Donbass, which is close to the Russian border and was a region of heavy industry, mining and agriculture, has been the focus of President Vladimir Putin’s campaign in Ukraine as Russian troops failed to capture the country’s two most important cities, Kyiv, the capital and Kharkiv in the beginning of the conflict. Donbass consists of Lugansk and Donetsk regions.

Michael Kofman, Director of Russian Studies at the CNA Research Institute in Arlington, Virginia, said this week that “this is a very temporary reprieve; it’s not exactly an operational pause.” Speaking of podcast “War on the Rocks”, he said that Russian forces were still trying to press, “not very successfully,” on fortified Ukrainian positions around city ​​of Slavyansk.

He said that the next Russian offensive would likely target that town and another further south, Kramatorsk, and that the fight for the Donetsk region could drag on for months. He and other analysts, including Western intelligence officials, stressed that both Russia and Ukraine had suffered heavy losses and faced serious staffing problems.

This week, U.S. officials and others familiar with intelligence estimates estimated that around 20,000 Russians were killed and about 60,000 wounded. Russia tried to recruit more soldiers with large cash bonus offers for volunteersUkrainians from separatist territories, mercenaries and paramilitary units of the National Guard.

Ukraine is also losing a significant number of soldiers: in June, a senior government official said the country was losing between 100 and 200 soldiers daily.

The military is also facing equipment shortages. Nearly a third of Russian hardware has been destroyed, according to Western officials, although the Kremlin retains a significant lead in heavy weaponry.

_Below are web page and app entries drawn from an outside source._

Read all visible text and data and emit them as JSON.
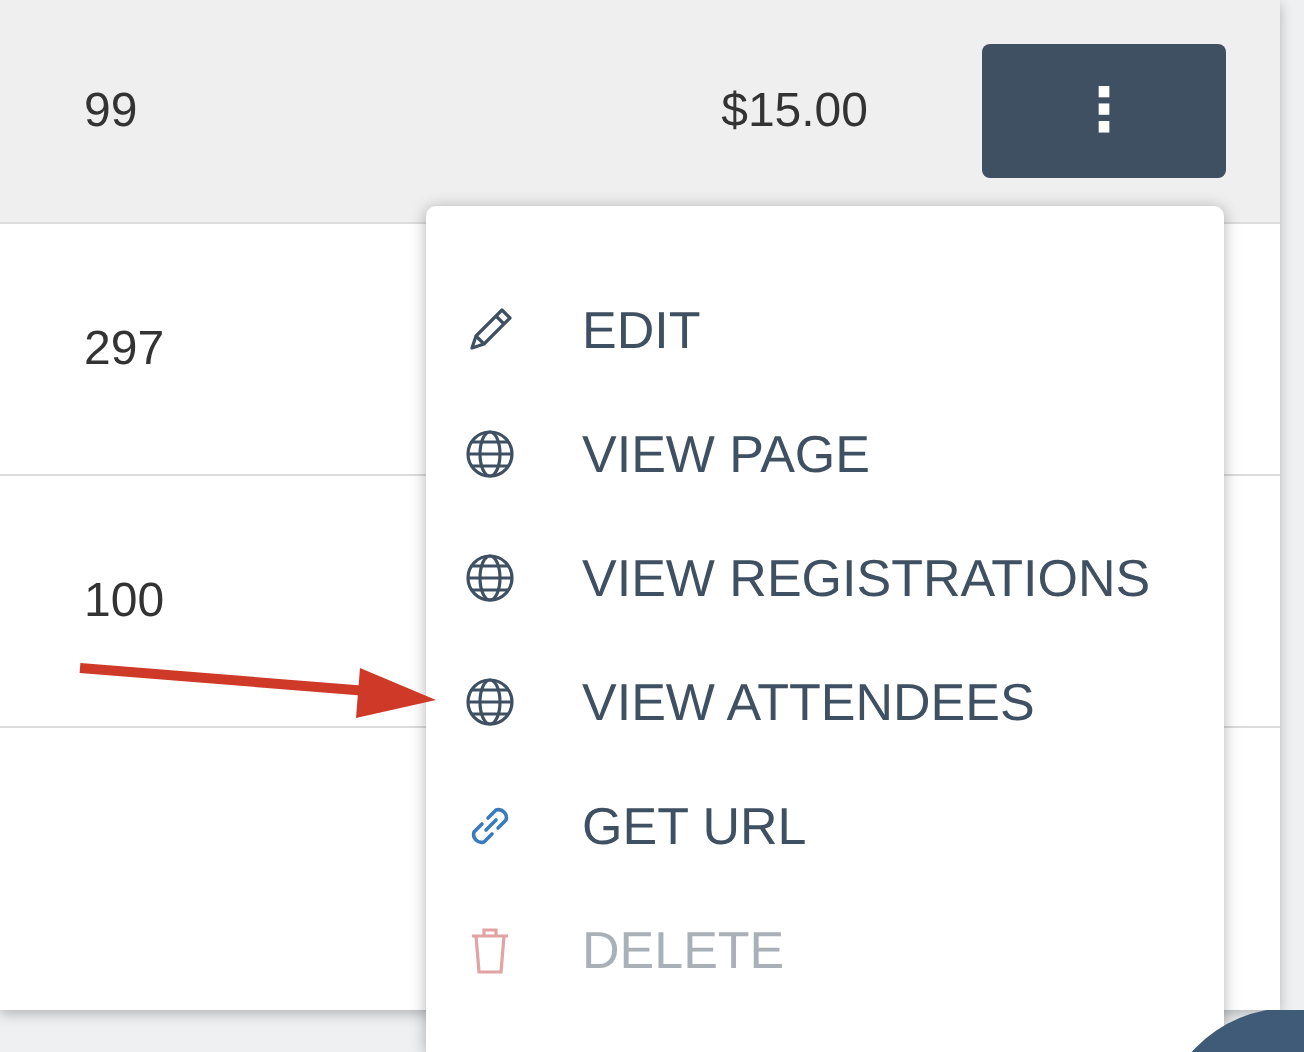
{
  "table": {
    "rows": [
      {
        "column_1": "99",
        "column_2": "$15.00",
        "highlighted": true,
        "menu_button": "⋮"
      },
      {
        "column_1": "297",
        "highlighted": false
      },
      {
        "column_1": "100",
        "highlighted": false
      }
    ]
  },
  "menu": {
    "items": [
      {
        "kind": "pencil",
        "label": "EDIT",
        "disabled": false
      },
      {
        "kind": "globe",
        "label": "VIEW PAGE",
        "disabled": false
      },
      {
        "kind": "globe",
        "label": "VIEW REGISTRATIONS",
        "disabled": false
      },
      {
        "kind": "globe",
        "label": "VIEW ATTENDEES",
        "disabled": false
      },
      {
        "kind": "link",
        "label": "GET URL",
        "disabled": false
      },
      {
        "kind": "trash",
        "label": "DELETE",
        "disabled": true
      }
    ]
  }
}
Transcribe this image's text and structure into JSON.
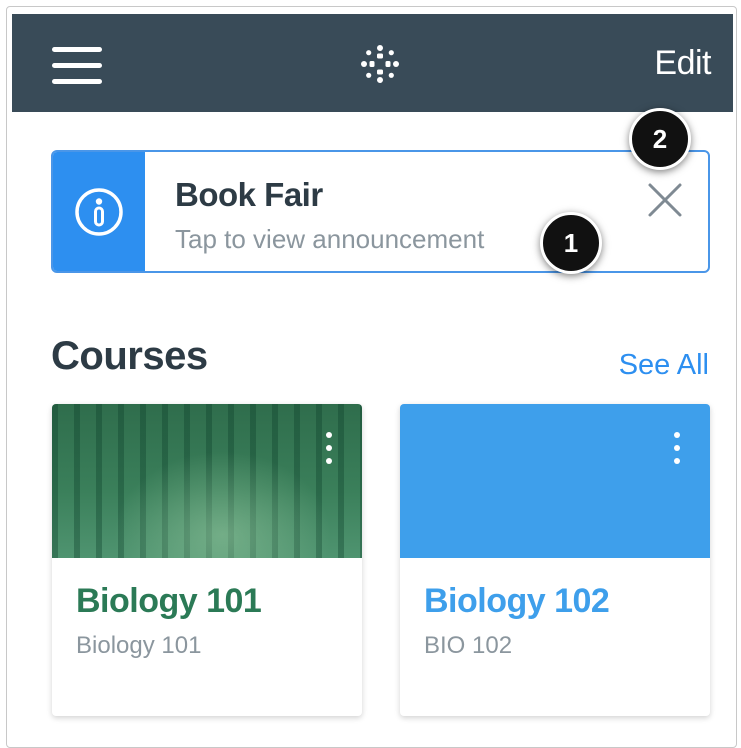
{
  "header": {
    "menu_icon": "hamburger-menu-icon",
    "logo_icon": "canvas-logo-icon",
    "edit_label": "Edit",
    "background": "#394b58"
  },
  "announcement": {
    "icon": "info-icon",
    "title": "Book Fair",
    "subtitle": "Tap to view announcement",
    "dismiss_icon": "close-icon",
    "accent": "#2d8ff0"
  },
  "callouts": [
    "1",
    "2"
  ],
  "courses": {
    "heading": "Courses",
    "see_all_label": "See All",
    "cards": [
      {
        "name": "Biology 101",
        "code": "Biology 101",
        "color": "#2b7a56",
        "image": "forest-photo",
        "menu_icon": "more-vertical-icon"
      },
      {
        "name": "Biology 102",
        "code": "BIO 102",
        "color": "#3e9feb",
        "menu_icon": "more-vertical-icon"
      }
    ]
  }
}
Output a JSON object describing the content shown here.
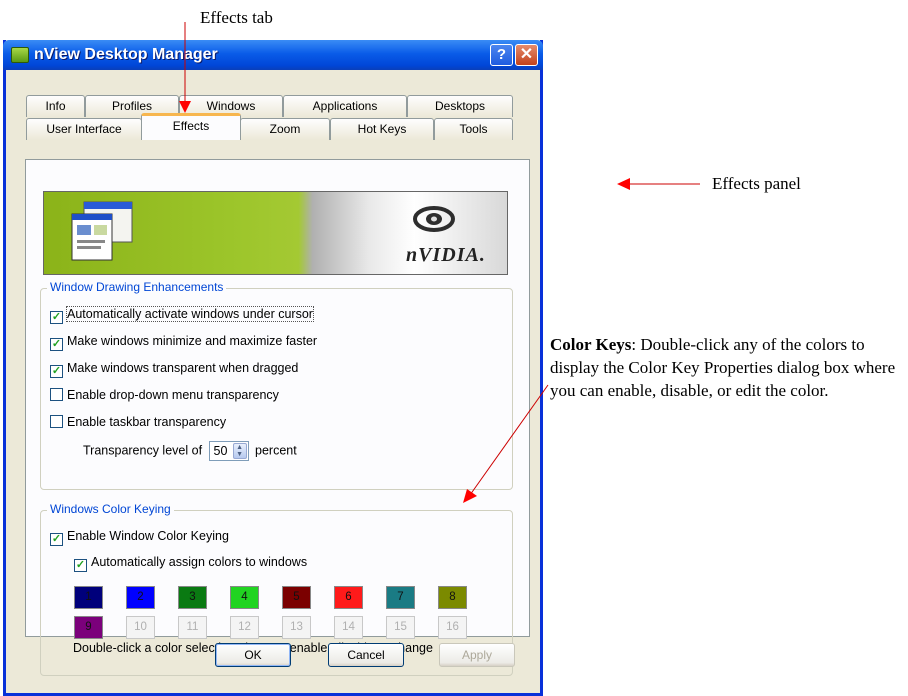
{
  "annotations": {
    "effects_tab": "Effects tab",
    "effects_panel": "Effects panel",
    "color_keys_title": "Color Keys",
    "color_keys_body": ": Double-click any of the colors to display the Color Key Properties dialog box where you can enable, disable, or edit the color."
  },
  "window": {
    "title": "nView Desktop Manager",
    "help_glyph": "?",
    "close_glyph": "✕"
  },
  "tabs": {
    "row1": [
      "Info",
      "Profiles",
      "Windows",
      "Applications",
      "Desktops"
    ],
    "row2": [
      "User Interface",
      "Effects",
      "Zoom",
      "Hot Keys",
      "Tools"
    ],
    "active": "Effects"
  },
  "banner": {
    "logo_text": "nVIDIA."
  },
  "drawing": {
    "legend": "Window Drawing Enhancements",
    "options": [
      {
        "label": "Automatically activate windows under cursor",
        "checked": true
      },
      {
        "label": "Make windows minimize and maximize faster",
        "checked": true
      },
      {
        "label": "Make windows transparent when dragged",
        "checked": true
      },
      {
        "label": "Enable drop-down menu transparency",
        "checked": false
      },
      {
        "label": "Enable taskbar transparency",
        "checked": false
      }
    ],
    "transparency_prefix": "Transparency level of",
    "transparency_value": "50",
    "transparency_suffix": "percent"
  },
  "keying": {
    "legend": "Windows Color Keying",
    "enable_label": "Enable Window Color Keying",
    "enable_checked": true,
    "auto_label": "Automatically assign colors to windows",
    "auto_checked": true,
    "swatches": [
      {
        "n": "1",
        "color": "#00007b"
      },
      {
        "n": "2",
        "color": "#0000ff"
      },
      {
        "n": "3",
        "color": "#0a7a12"
      },
      {
        "n": "4",
        "color": "#21d421"
      },
      {
        "n": "5",
        "color": "#7b0000"
      },
      {
        "n": "6",
        "color": "#ff1a1a"
      },
      {
        "n": "7",
        "color": "#1a7b84"
      },
      {
        "n": "8",
        "color": "#7b8a00"
      },
      {
        "n": "9",
        "color": "#7b007b"
      },
      {
        "n": "10",
        "color": ""
      },
      {
        "n": "11",
        "color": ""
      },
      {
        "n": "12",
        "color": ""
      },
      {
        "n": "13",
        "color": ""
      },
      {
        "n": "14",
        "color": ""
      },
      {
        "n": "15",
        "color": ""
      },
      {
        "n": "16",
        "color": ""
      }
    ],
    "note": "Double-click a color selection above to enable, disable or change"
  },
  "buttons": {
    "ok": "OK",
    "cancel": "Cancel",
    "apply": "Apply"
  }
}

This has prompted Ukrainian officials to repeatedly plead with the West for more heavy weapons and ammunition, saying they need supplies to counter Russia’s long-range advantage. This was announced on Friday by Defense Minister Alexei Reznikov. welcomed arrival of the first M270 multiple launch rocket systeman armored vehicle that is her most advanced artillery rocket launcher.

mr. Reznikov said the weapon would “make good company” for US-supplied High Mobility Artillery Rocket Systems, or HIMARS. USA delivered eight and promised four more truck-mounted multiple rocket launchers. The Ukrainian military says they are using the arrivals to strike Russian bases and warehouses behind the front lines.

However, some analysts say Ukraine needs dozens more to effectively counter Russian artillery, and Ukrainian officials say they need up to 300 multiple launch rocket systems.